Records from a dataset:
┄┄┄┄┄┄

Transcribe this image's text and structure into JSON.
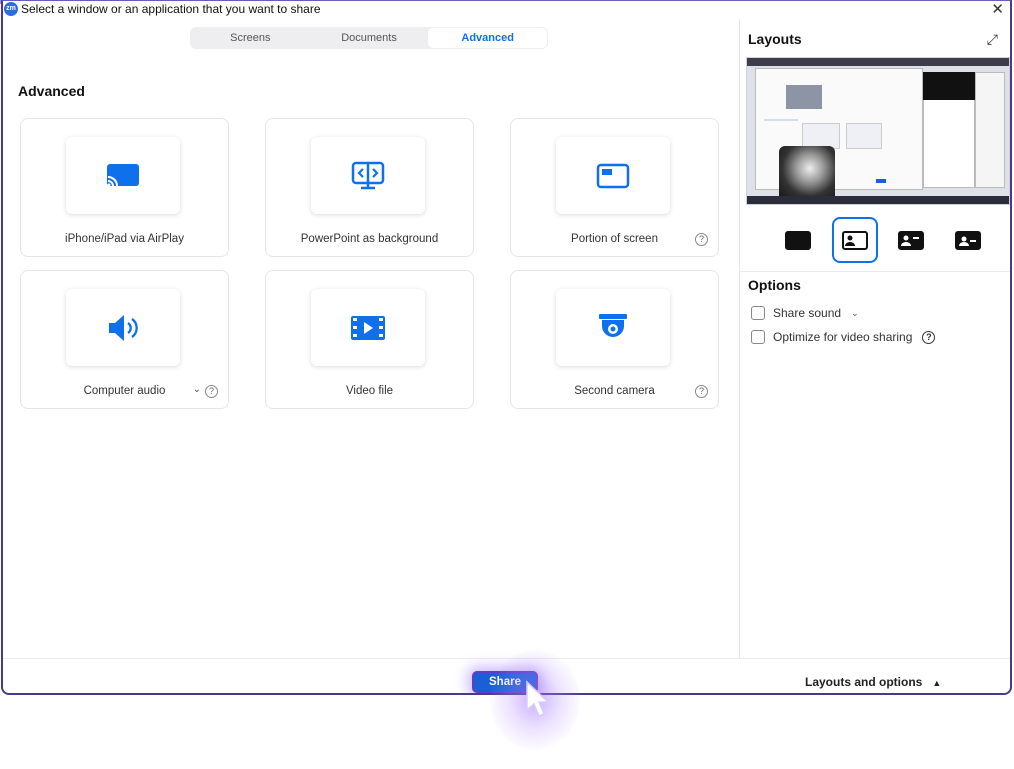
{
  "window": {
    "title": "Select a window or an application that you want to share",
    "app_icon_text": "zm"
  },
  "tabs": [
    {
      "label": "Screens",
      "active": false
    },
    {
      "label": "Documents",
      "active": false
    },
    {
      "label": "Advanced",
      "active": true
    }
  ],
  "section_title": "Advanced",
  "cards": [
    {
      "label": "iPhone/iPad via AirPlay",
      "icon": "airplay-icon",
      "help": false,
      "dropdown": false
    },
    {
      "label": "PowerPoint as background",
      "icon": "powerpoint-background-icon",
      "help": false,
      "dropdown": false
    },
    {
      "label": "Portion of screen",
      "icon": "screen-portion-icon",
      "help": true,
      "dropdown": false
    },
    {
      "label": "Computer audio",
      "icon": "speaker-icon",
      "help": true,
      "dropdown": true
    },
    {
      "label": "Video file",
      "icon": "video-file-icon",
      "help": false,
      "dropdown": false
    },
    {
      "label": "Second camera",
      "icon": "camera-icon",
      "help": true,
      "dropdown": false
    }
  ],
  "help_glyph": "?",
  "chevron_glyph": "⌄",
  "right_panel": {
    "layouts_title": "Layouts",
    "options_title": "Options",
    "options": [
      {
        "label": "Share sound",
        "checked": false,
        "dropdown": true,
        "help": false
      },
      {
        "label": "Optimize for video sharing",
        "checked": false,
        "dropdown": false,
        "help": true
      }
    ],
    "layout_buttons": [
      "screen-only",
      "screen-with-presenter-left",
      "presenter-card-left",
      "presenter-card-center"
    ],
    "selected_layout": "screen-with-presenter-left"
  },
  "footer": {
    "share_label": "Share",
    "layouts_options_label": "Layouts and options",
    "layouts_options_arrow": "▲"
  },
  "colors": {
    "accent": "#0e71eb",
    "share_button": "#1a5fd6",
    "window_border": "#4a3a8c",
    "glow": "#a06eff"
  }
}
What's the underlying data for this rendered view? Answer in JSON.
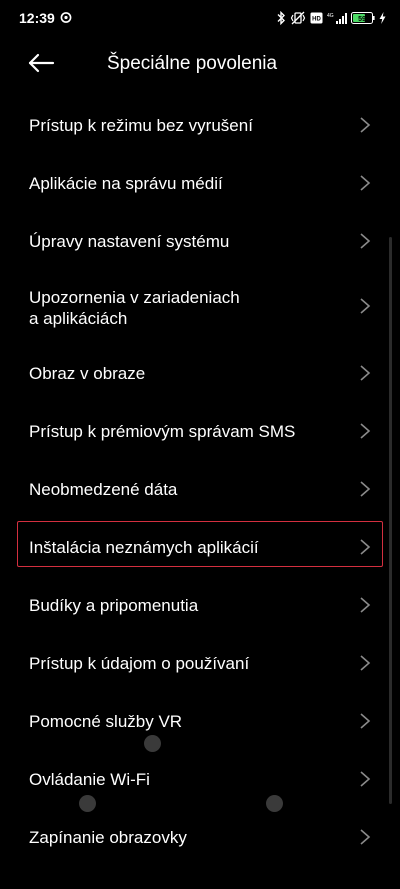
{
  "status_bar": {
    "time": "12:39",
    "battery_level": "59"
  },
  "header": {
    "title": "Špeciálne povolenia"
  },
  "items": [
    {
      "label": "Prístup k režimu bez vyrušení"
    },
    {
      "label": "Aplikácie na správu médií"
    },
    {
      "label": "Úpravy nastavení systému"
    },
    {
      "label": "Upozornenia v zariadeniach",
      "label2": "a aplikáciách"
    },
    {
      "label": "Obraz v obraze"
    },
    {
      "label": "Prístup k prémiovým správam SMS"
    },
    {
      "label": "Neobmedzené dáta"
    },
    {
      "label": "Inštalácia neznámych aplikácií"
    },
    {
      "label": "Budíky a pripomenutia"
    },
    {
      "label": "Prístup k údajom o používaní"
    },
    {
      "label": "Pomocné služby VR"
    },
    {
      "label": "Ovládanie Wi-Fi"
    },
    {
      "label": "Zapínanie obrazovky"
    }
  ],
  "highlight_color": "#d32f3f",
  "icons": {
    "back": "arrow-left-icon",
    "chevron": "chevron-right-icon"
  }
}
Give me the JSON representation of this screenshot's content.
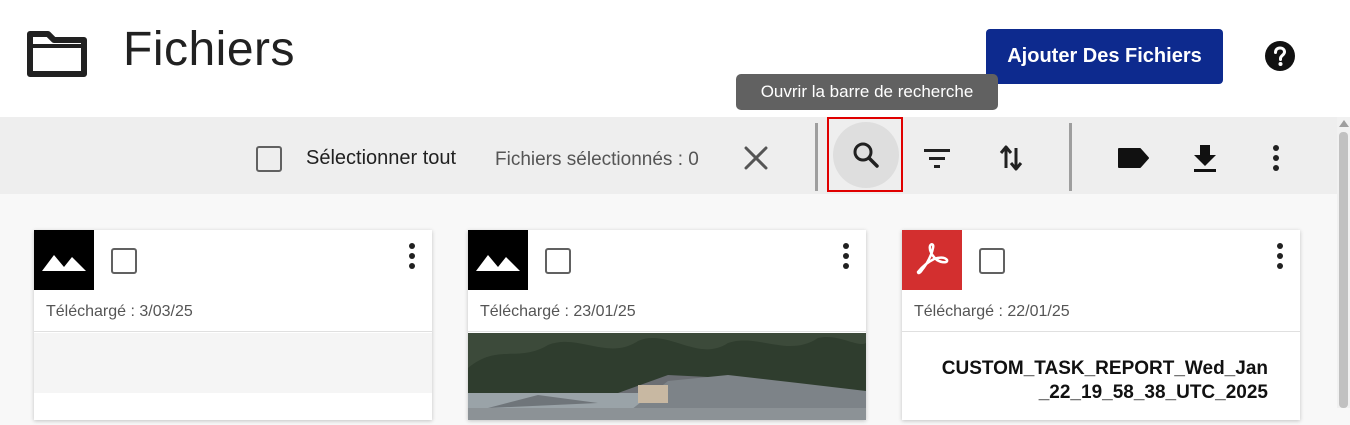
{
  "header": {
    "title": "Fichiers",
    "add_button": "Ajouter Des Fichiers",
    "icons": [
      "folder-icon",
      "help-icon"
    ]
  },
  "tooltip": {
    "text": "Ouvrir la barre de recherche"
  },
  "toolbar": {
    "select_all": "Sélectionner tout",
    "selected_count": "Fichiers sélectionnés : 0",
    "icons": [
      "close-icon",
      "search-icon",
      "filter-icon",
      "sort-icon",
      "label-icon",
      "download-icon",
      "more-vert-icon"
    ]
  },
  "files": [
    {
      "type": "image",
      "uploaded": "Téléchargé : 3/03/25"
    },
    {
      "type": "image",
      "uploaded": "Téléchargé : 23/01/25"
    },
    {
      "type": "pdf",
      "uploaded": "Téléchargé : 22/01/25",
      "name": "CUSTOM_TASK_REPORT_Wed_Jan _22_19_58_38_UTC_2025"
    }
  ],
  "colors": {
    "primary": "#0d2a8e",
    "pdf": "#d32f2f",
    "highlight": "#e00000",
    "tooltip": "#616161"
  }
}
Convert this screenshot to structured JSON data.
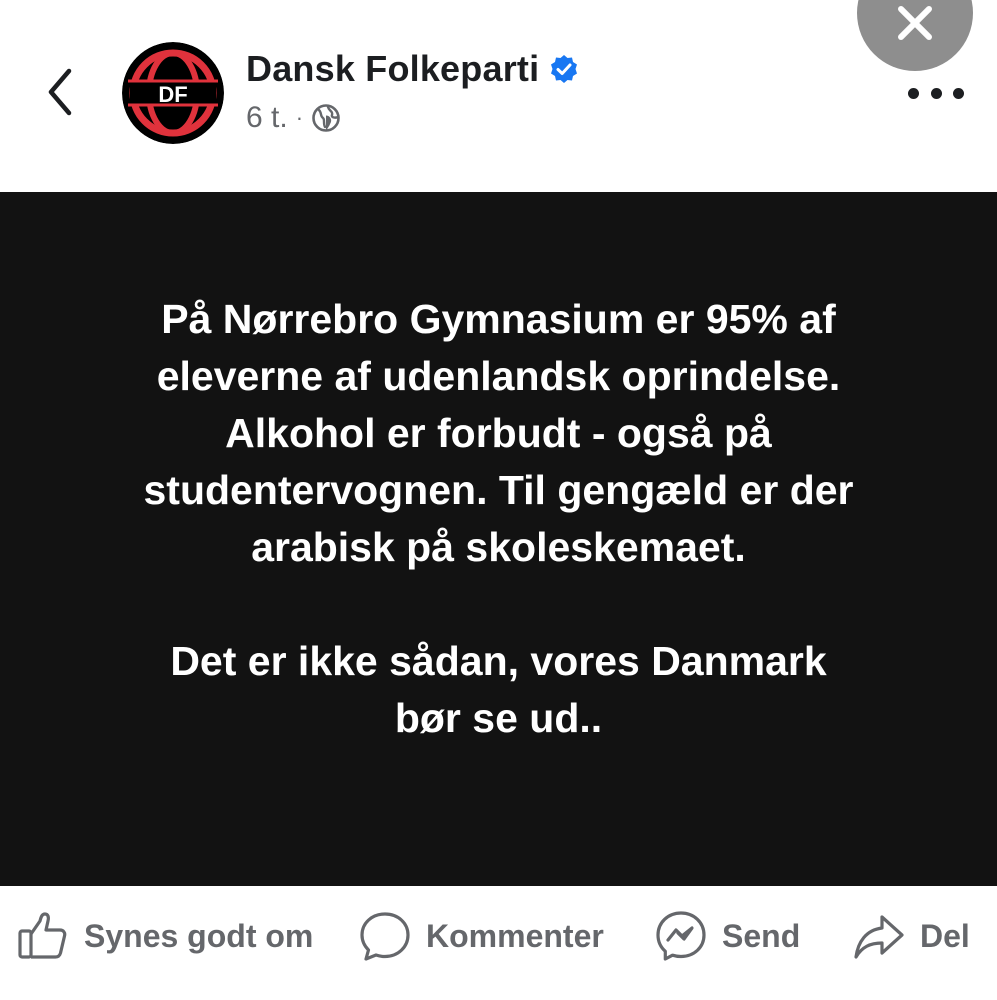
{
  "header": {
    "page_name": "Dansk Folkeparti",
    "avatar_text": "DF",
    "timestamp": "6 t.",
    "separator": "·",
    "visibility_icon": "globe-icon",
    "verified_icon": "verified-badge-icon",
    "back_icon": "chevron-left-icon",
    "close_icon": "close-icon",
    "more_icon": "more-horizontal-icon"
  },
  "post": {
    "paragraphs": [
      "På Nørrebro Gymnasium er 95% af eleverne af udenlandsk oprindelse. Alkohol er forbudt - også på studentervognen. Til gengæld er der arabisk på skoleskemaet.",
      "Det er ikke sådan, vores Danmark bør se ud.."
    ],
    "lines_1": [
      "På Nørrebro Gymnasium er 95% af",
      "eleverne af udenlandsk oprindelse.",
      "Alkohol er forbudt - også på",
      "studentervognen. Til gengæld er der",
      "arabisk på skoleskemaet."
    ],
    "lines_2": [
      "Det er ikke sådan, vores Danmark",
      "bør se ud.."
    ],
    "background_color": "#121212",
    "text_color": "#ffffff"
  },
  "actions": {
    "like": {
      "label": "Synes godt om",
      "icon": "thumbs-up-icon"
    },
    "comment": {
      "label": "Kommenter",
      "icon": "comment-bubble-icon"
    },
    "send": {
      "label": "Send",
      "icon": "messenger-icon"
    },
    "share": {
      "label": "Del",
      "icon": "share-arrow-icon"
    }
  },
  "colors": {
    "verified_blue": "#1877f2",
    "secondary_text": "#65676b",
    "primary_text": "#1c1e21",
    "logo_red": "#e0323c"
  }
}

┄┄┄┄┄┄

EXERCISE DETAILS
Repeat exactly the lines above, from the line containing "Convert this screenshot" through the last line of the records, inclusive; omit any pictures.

SOLUTION FOR THIS PROBLEM
Convert this screenshot to structured JSON data.
{
  "header": {
    "page_name": "Dansk Folkeparti",
    "avatar_text": "DF",
    "timestamp": "6 t.",
    "separator": "·",
    "visibility_icon": "globe-icon",
    "verified_icon": "verified-badge-icon",
    "back_icon": "chevron-left-icon",
    "close_icon": "close-icon",
    "more_icon": "more-horizontal-icon"
  },
  "post": {
    "paragraphs": [
      "På Nørrebro Gymnasium er 95% af eleverne af udenlandsk oprindelse. Alkohol er forbudt - også på studentervognen. Til gengæld er der arabisk på skoleskemaet.",
      "Det er ikke sådan, vores Danmark bør se ud.."
    ],
    "lines_1": [
      "På Nørrebro Gymnasium er 95% af",
      "eleverne af udenlandsk oprindelse.",
      "Alkohol er forbudt - også på",
      "studentervognen. Til gengæld er der",
      "arabisk på skoleskemaet."
    ],
    "lines_2": [
      "Det er ikke sådan, vores Danmark",
      "bør se ud.."
    ],
    "background_color": "#121212",
    "text_color": "#ffffff"
  },
  "actions": {
    "like": {
      "label": "Synes godt om",
      "icon": "thumbs-up-icon"
    },
    "comment": {
      "label": "Kommenter",
      "icon": "comment-bubble-icon"
    },
    "send": {
      "label": "Send",
      "icon": "messenger-icon"
    },
    "share": {
      "label": "Del",
      "icon": "share-arrow-icon"
    }
  },
  "colors": {
    "verified_blue": "#1877f2",
    "secondary_text": "#65676b",
    "primary_text": "#1c1e21",
    "logo_red": "#e0323c"
  }
}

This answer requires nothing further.